DelDOT welcomes input from public on plans


Millsboro bypass included in forecast

Each year, the Delaware Department of Transportation (DelDOT) develops a six-year Capital Transportation Plan (CTP) that identifies future projects and costs.

The Council on Transportation, which is appointed by the governor, has already reviewed the proposed CTP for fiscal years 2017 to 2022, and the plan is now available for public comment, which included a Sept. 24 public hearing in Georgetown.

The broad plan included the updated costs for a North Millsboro bypass, connecting Route 113 to Route 24, aimed at alleviating traffic in downtown Millsboro and replacing a previous proposal for a 16.5-mile Route 113 bypass. The proposed bypass was rated at 52 out of 94 statewide priorities (found online at www.deldot.gov/information/pubs_forms/CTP/ctp17-22/FY17-FY22-CTPProposed...).

Engineering and design are intended to continue through the 2021 fiscal year, when land acquisitions will begin. DelDOT estimated $3.7 million in State funding and $14.96 million in federal funding will be needed in the first six-year period, through 2022.

If approved by state legislators and the public, construction is expected to begin in the 2023 or 2024 fiscal years. Overall, the entire project is estimated at $84 million in costs.

(A Millsboro bypass public workshop will be held Oct. 14, from 4 to 7 p.m. at Millsboro Town Hall. People can learn about changes to the Route 113 project that were announced in April. But that is not an official hearing. That will come later, once the project’s environmental impact statement is drafted.)

Other projects in the six-year plan include improvements and renovations to bridges, pedestrian crossings, grading and intersections.

DelDOT representatives also shared other topics for future planning, such as expanded bus service in Millsboro and Selbyville, and bicycle-friendly transit.

Mable Granke of Rehoboth Beach said she found the public meeting on Sept. 24 to be “bedlam.” She was expecting “an honest presentation to a group that was listening all at once in the same ways.

She, like many people, had attended to learn about proposed projects along Route 1 in Lewes and Rehoboth Beach, including the controversial Overlook Town Center and a connector to New Road.

“I’m not necessary against them. I just want to know, do they have accurate traffic counts? Do they know” in reality how this will work? Granke said.

She also wants better bus schedules. Although public transit routes are getting better about servicing major employers, she said the schedules don’t align with the actual work shifts’ start and end times.

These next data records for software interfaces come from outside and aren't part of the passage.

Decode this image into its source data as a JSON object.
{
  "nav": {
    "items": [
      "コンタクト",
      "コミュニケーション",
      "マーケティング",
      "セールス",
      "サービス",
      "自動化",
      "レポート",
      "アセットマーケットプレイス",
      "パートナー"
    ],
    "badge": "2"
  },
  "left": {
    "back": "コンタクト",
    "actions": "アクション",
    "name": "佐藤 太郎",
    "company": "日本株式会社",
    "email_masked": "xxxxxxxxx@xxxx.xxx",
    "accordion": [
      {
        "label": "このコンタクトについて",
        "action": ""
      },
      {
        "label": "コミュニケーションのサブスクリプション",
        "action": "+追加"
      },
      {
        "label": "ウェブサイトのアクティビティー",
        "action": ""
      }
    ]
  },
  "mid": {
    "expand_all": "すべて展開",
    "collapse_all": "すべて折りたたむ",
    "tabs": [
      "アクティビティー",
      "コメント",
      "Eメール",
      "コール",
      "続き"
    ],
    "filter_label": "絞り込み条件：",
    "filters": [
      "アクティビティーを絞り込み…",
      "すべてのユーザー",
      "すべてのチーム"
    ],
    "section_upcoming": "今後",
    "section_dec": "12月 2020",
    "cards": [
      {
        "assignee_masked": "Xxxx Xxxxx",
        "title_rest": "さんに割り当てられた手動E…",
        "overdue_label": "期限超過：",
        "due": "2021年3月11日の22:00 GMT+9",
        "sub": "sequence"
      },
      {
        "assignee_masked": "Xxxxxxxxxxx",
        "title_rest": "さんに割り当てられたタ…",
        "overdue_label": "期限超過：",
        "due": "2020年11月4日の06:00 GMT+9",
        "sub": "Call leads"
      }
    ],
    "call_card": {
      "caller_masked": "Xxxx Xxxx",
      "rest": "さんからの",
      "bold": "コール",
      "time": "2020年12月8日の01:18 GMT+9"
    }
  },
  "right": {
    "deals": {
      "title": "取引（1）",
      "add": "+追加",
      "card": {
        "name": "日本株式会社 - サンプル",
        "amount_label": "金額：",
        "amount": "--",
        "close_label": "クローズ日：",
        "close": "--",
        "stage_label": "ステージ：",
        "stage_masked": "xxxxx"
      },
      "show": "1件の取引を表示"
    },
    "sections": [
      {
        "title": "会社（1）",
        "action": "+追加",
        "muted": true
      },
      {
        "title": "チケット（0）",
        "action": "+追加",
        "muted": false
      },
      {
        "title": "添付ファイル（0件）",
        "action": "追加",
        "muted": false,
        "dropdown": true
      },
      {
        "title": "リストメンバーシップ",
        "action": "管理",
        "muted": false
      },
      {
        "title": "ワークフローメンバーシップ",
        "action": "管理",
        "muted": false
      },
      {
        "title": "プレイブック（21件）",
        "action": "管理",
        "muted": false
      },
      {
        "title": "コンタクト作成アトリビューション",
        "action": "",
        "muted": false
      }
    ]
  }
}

People at the meeting got a glimpse at a number of projects already under way or coming soon. That includes: adding turn lanes and shoulders in front of Sussex Central High School; adding turn lanes to the intersection of Route 24 and Oak Orchard Road; and changing several Route 113 crossovers, near Millsboro Food Lion and Georgetown McDonald’s, allowing vehicles to turn at the medians, but not completely cross the highway without making a U-turn.

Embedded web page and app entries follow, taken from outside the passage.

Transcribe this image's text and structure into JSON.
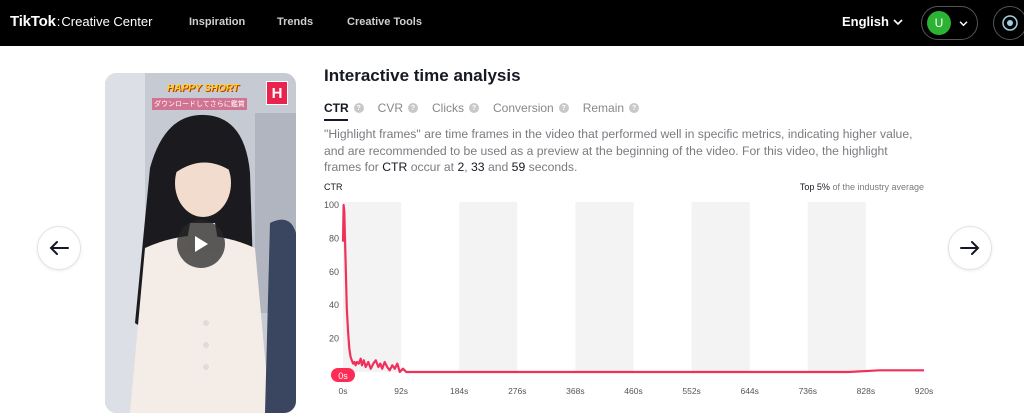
{
  "header": {
    "logo_main": "TikTok",
    "logo_sep": ":",
    "logo_sub": "Creative Center",
    "nav": [
      "Inspiration",
      "Trends",
      "Creative Tools"
    ],
    "language": "English",
    "user_initial": "U"
  },
  "video": {
    "banner_title": "HAPPY SHORT",
    "banner_sub": "ダウンロードしてさらに鑑賞",
    "badge": "H"
  },
  "analysis": {
    "title": "Interactive time analysis",
    "tabs": [
      "CTR",
      "CVR",
      "Clicks",
      "Conversion",
      "Remain"
    ],
    "active_tab": "CTR",
    "desc_part1": "\"Highlight frames\" are time frames in the video that performed well in specific metrics, indicating higher value, and are recommended to be used as a preview at the beginning of the video. For this video, the highlight frames for ",
    "desc_metric": "CTR",
    "desc_part2": " occur at ",
    "desc_s1": "2",
    "desc_comma": ", ",
    "desc_s2": "33",
    "desc_and": " and ",
    "desc_s3": "59",
    "desc_part3": " seconds.",
    "top_note_bold": "Top 5%",
    "top_note_rest": " of the industry average"
  },
  "colors": {
    "accent": "#fe2c55",
    "line": "#f0305a",
    "band": "#f3f3f4"
  },
  "chart_data": {
    "type": "line",
    "ylabel": "CTR",
    "ylim": [
      0,
      100
    ],
    "yticks": [
      "100",
      "80",
      "60",
      "40",
      "20",
      "0"
    ],
    "xticks": [
      "0s",
      "92s",
      "184s",
      "276s",
      "368s",
      "460s",
      "552s",
      "644s",
      "736s",
      "828s",
      "920s"
    ],
    "xlim": [
      0,
      920
    ],
    "marker_label": "0s",
    "series": [
      {
        "x": [
          0,
          1,
          2,
          3,
          4,
          5,
          6,
          8,
          10,
          12,
          14,
          16,
          18,
          20,
          22,
          25,
          28,
          30,
          33,
          36,
          40,
          44,
          48,
          52,
          56,
          59,
          62,
          66,
          70,
          74,
          78,
          82,
          86,
          90,
          95,
          100,
          120,
          150,
          200,
          300,
          400,
          500,
          600,
          700,
          800,
          850,
          900,
          920
        ],
        "y": [
          78,
          100,
          96,
          82,
          68,
          52,
          38,
          24,
          14,
          9,
          7,
          5,
          6,
          4,
          6,
          5,
          8,
          4,
          7,
          3,
          6,
          2,
          5,
          7,
          3,
          5,
          2,
          6,
          3,
          1,
          4,
          2,
          5,
          0,
          2,
          0,
          0,
          0,
          0,
          0,
          0,
          0,
          0,
          0,
          0,
          1,
          1,
          1
        ]
      }
    ]
  }
}
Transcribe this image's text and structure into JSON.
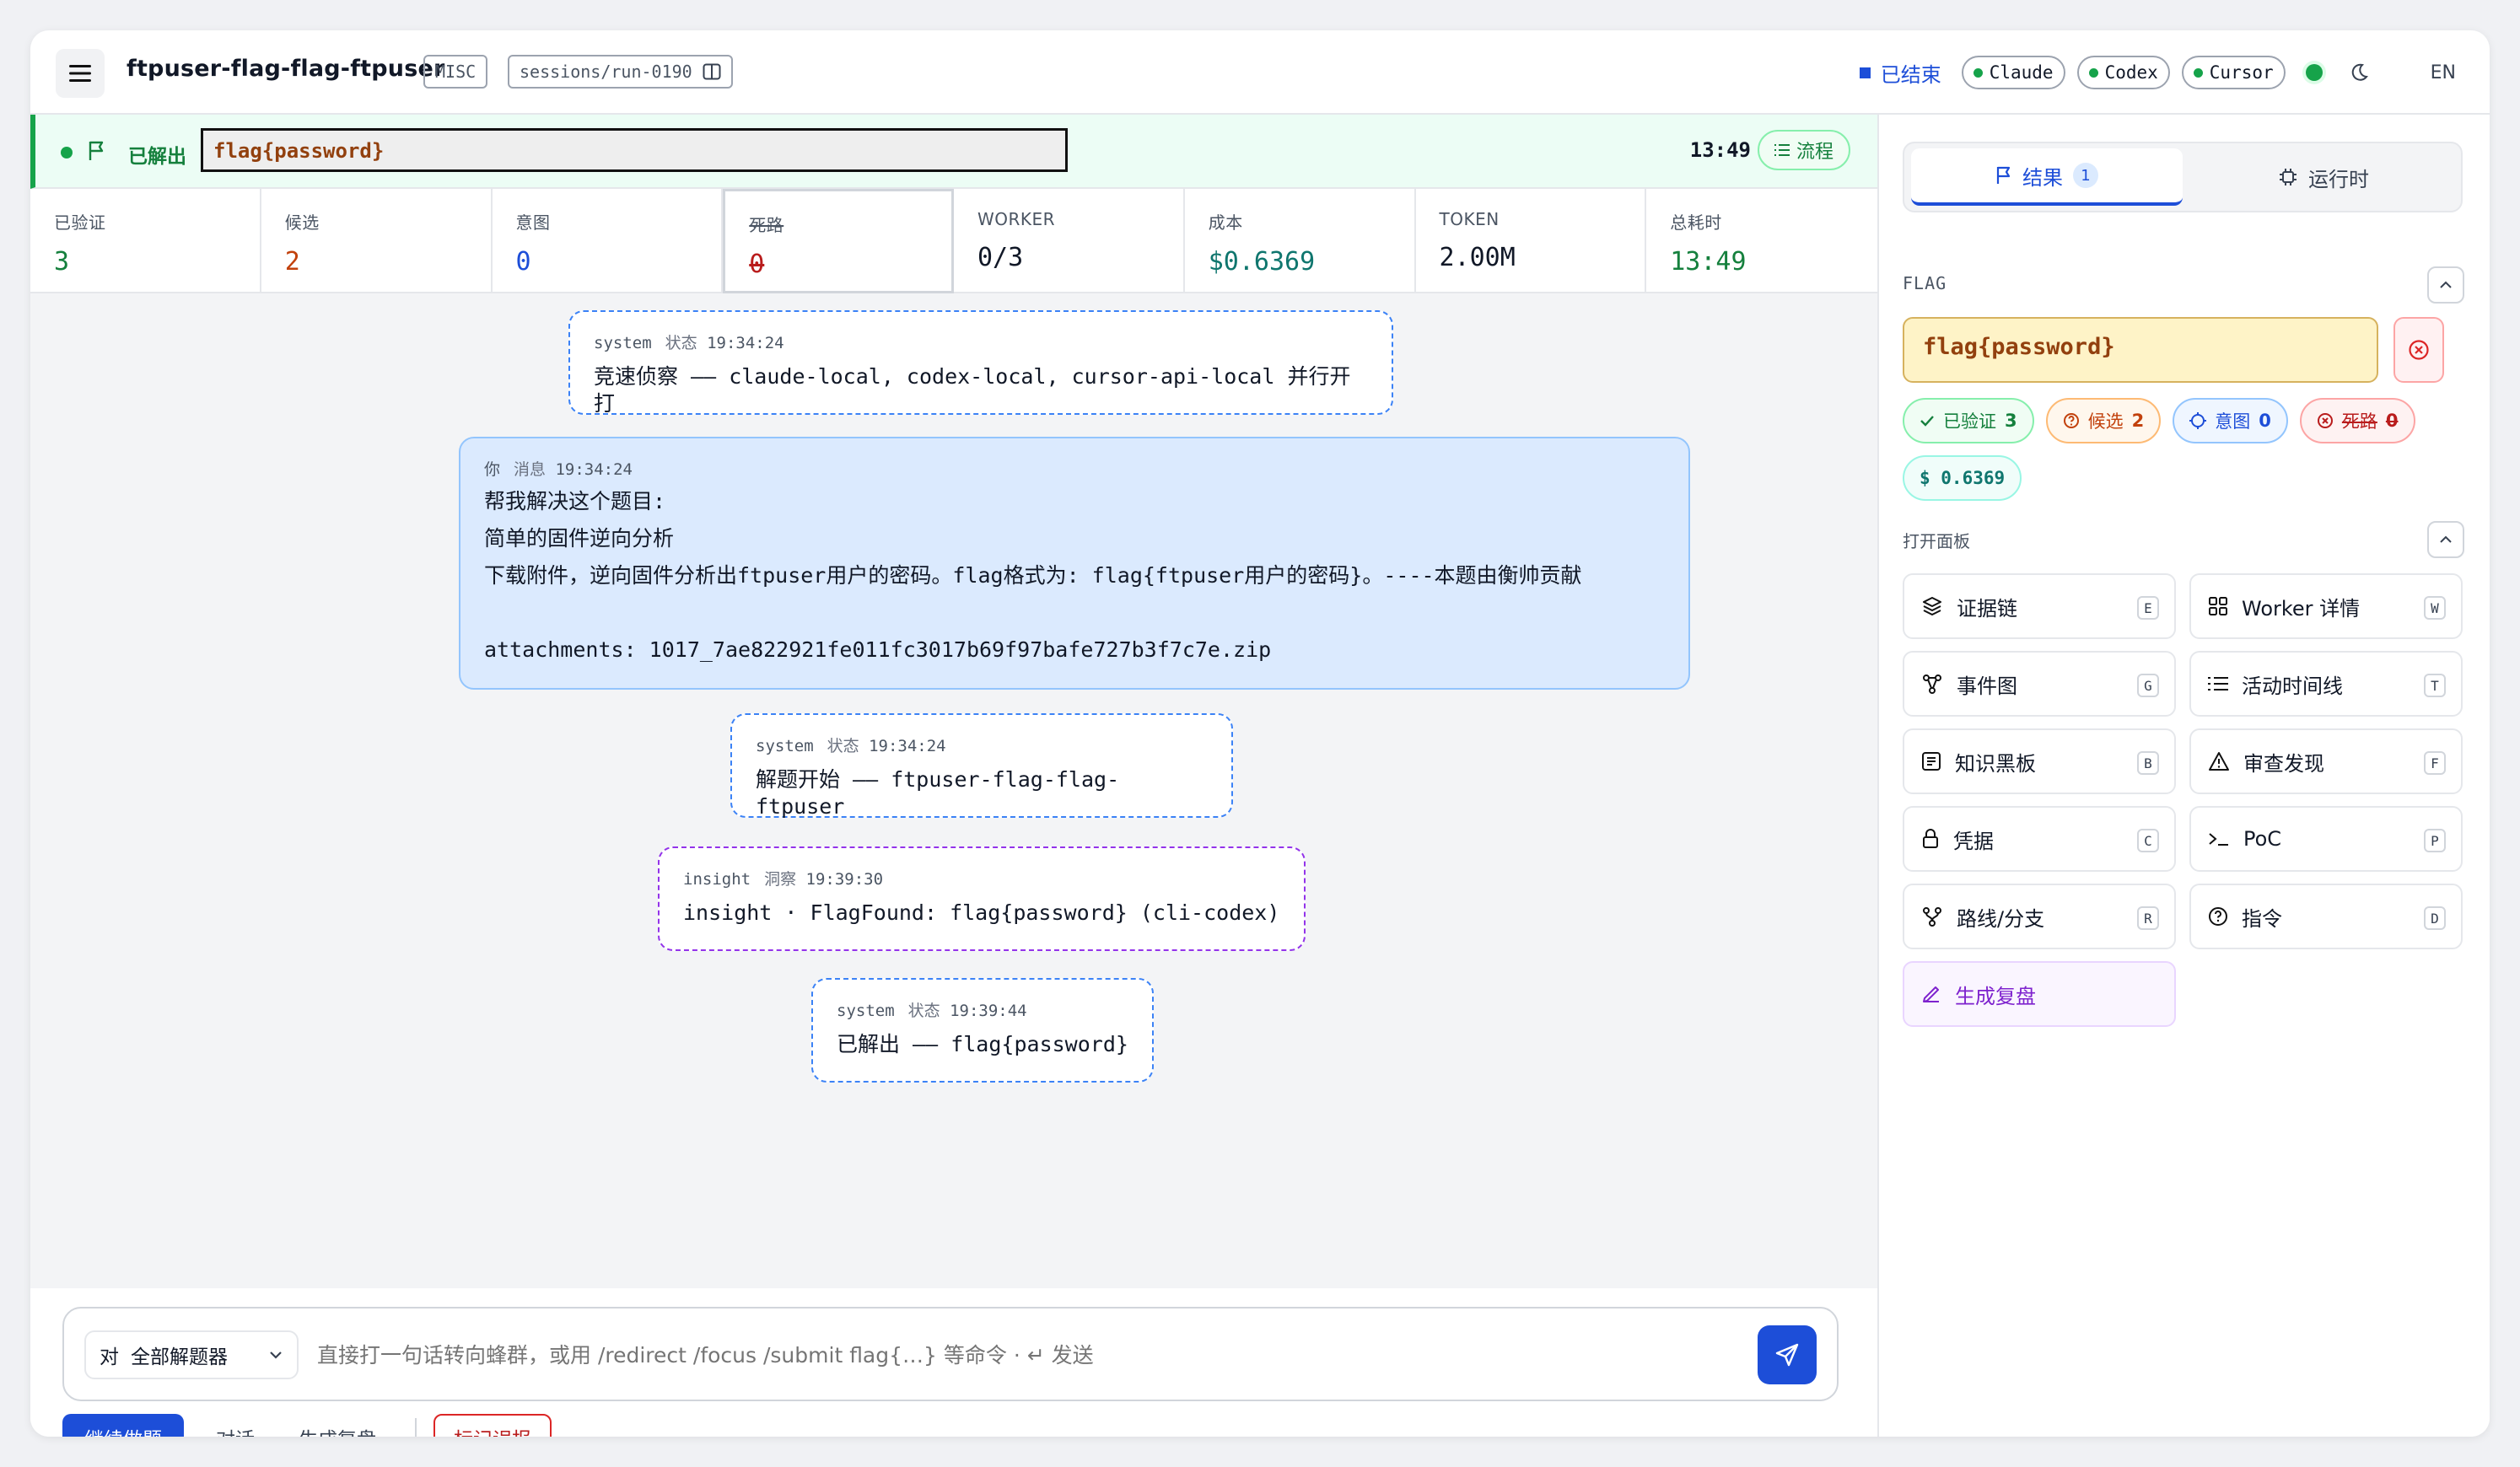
{
  "header": {
    "title": "ftpuser-flag-flag-ftpuser",
    "category_tag": "MISC",
    "session_path": "sessions/run-0190",
    "status": "已结束",
    "agents": [
      "Claude",
      "Codex",
      "Cursor"
    ],
    "lang": "EN"
  },
  "banner": {
    "status": "已解出",
    "flag_value": "flag{password}",
    "elapsed": "13:49",
    "flow_label": "流程"
  },
  "stats": [
    {
      "label": "已验证",
      "value": "3",
      "color": "#15803d"
    },
    {
      "label": "候选",
      "value": "2",
      "color": "#c2410c"
    },
    {
      "label": "意图",
      "value": "0",
      "color": "#1d4ed8"
    },
    {
      "label": "死路",
      "value": "0",
      "color": "#b91c1c"
    },
    {
      "label": "WORKER",
      "value": "0/3",
      "color": "#111827"
    },
    {
      "label": "成本",
      "value": "$0.6369",
      "color": "#0f766e"
    },
    {
      "label": "TOKEN",
      "value": "2.00M",
      "color": "#111827"
    },
    {
      "label": "总耗时",
      "value": "13:49",
      "color": "#15803d"
    }
  ],
  "messages": [
    {
      "sender": "system",
      "kind": "状态",
      "time": "19:34:24",
      "text": "竞速侦察 —— claude-local, codex-local, cursor-api-local 并行开打"
    },
    {
      "sender": "你",
      "kind": "消息",
      "time": "19:34:24",
      "text": "帮我解决这个题目:\n简单的固件逆向分析\n下载附件，逆向固件分析出ftpuser用户的密码。flag格式为: flag{ftpuser用户的密码}。----本题由衡帅贡献\n\nattachments: 1017_7ae822921fe011fc3017b69f97bafe727b3f7c7e.zip"
    },
    {
      "sender": "system",
      "kind": "状态",
      "time": "19:34:24",
      "text": "解题开始 —— ftpuser-flag-flag-ftpuser"
    },
    {
      "sender": "insight",
      "kind": "洞察",
      "time": "19:39:30",
      "text": "insight · FlagFound: flag{password} (cli-codex)"
    },
    {
      "sender": "system",
      "kind": "状态",
      "time": "19:39:44",
      "text": "已解出 —— flag{password}"
    }
  ],
  "composer": {
    "target_prefix": "对",
    "target_value": "全部解题器",
    "placeholder": "直接打一句话转向蜂群，或用 /redirect /focus /submit flag{…} 等命令 · ↵ 发送"
  },
  "actions": {
    "continue": "继续做题",
    "chat": "对话",
    "review": "生成复盘",
    "false_report": "标记误报"
  },
  "right": {
    "tab_results": "结果",
    "tab_results_count": "1",
    "tab_runtime": "运行时",
    "flag_section": "FLAG",
    "flag_value": "flag{password}",
    "pills": [
      {
        "label": "已验证",
        "count": "3"
      },
      {
        "label": "候选",
        "count": "2"
      },
      {
        "label": "意图",
        "count": "0"
      },
      {
        "label": "死路",
        "count": "0"
      },
      {
        "label": "$ 0.6369",
        "count": ""
      }
    ],
    "panels_section": "打开面板",
    "panels": [
      {
        "label": "证据链",
        "key": "E",
        "icon": "layers-icon"
      },
      {
        "label": "Worker 详情",
        "key": "W",
        "icon": "grid-icon"
      },
      {
        "label": "事件图",
        "key": "G",
        "icon": "graph-icon"
      },
      {
        "label": "活动时间线",
        "key": "T",
        "icon": "list-icon"
      },
      {
        "label": "知识黑板",
        "key": "B",
        "icon": "note-icon"
      },
      {
        "label": "审查发现",
        "key": "F",
        "icon": "warning-icon"
      },
      {
        "label": "凭据",
        "key": "C",
        "icon": "lock-icon"
      },
      {
        "label": "PoC",
        "key": "P",
        "icon": "terminal-icon"
      },
      {
        "label": "路线/分支",
        "key": "R",
        "icon": "branch-icon"
      },
      {
        "label": "指令",
        "key": "D",
        "icon": "help-icon"
      }
    ],
    "generate_review": "生成复盘"
  }
}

DelDOT is also in the midst of streamlining traffic via reducing direct access to Route 1 by building a series of highway overpasses from Kent County to Lewes.

According to DelDOT, Delaware law requires the CTP hearings “to ensure that the public has ample opportunity to participate in the planning process.”

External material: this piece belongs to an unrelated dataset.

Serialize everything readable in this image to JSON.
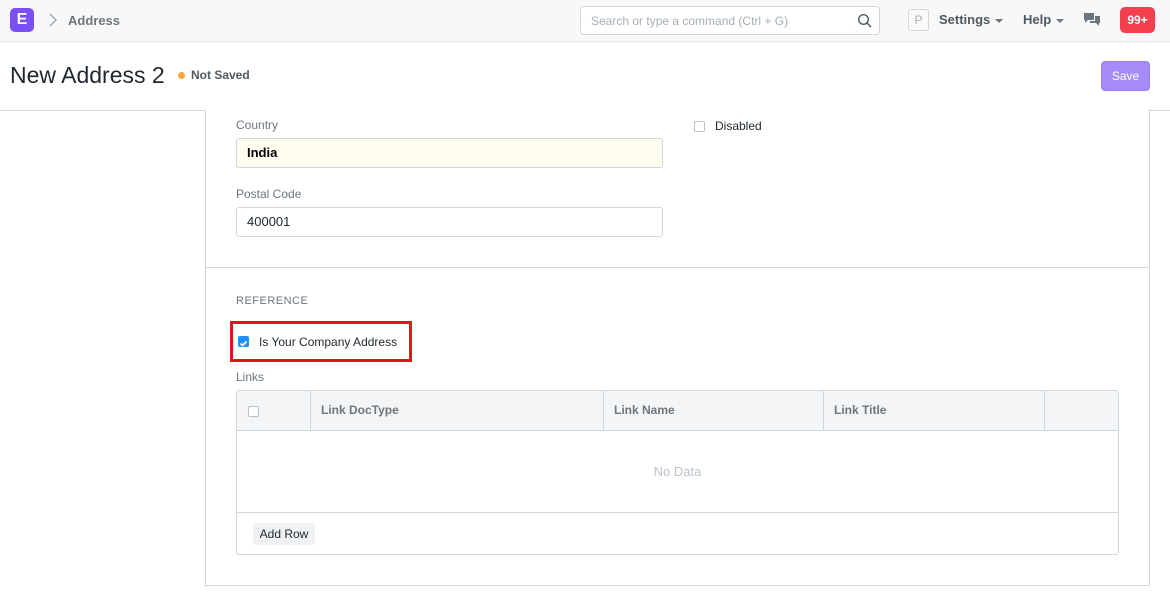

People were invited to write down their comments or recite them to a court reporter. Citizens are still being invited to express their views in writing, giving reasons to support or oppose the proposed projects, via mail to DelDOT Public Relations; P.O. Box 778; Dover, DE 19903, or email to dotpr@state.de.us.

Learn more online at www.deldot.gov/information/pubs_forms/CTP/index.shtml. For further information, contact DelDOT Public Relations at 1-800-652-5600 (in Delaware) or (302) 760-2080.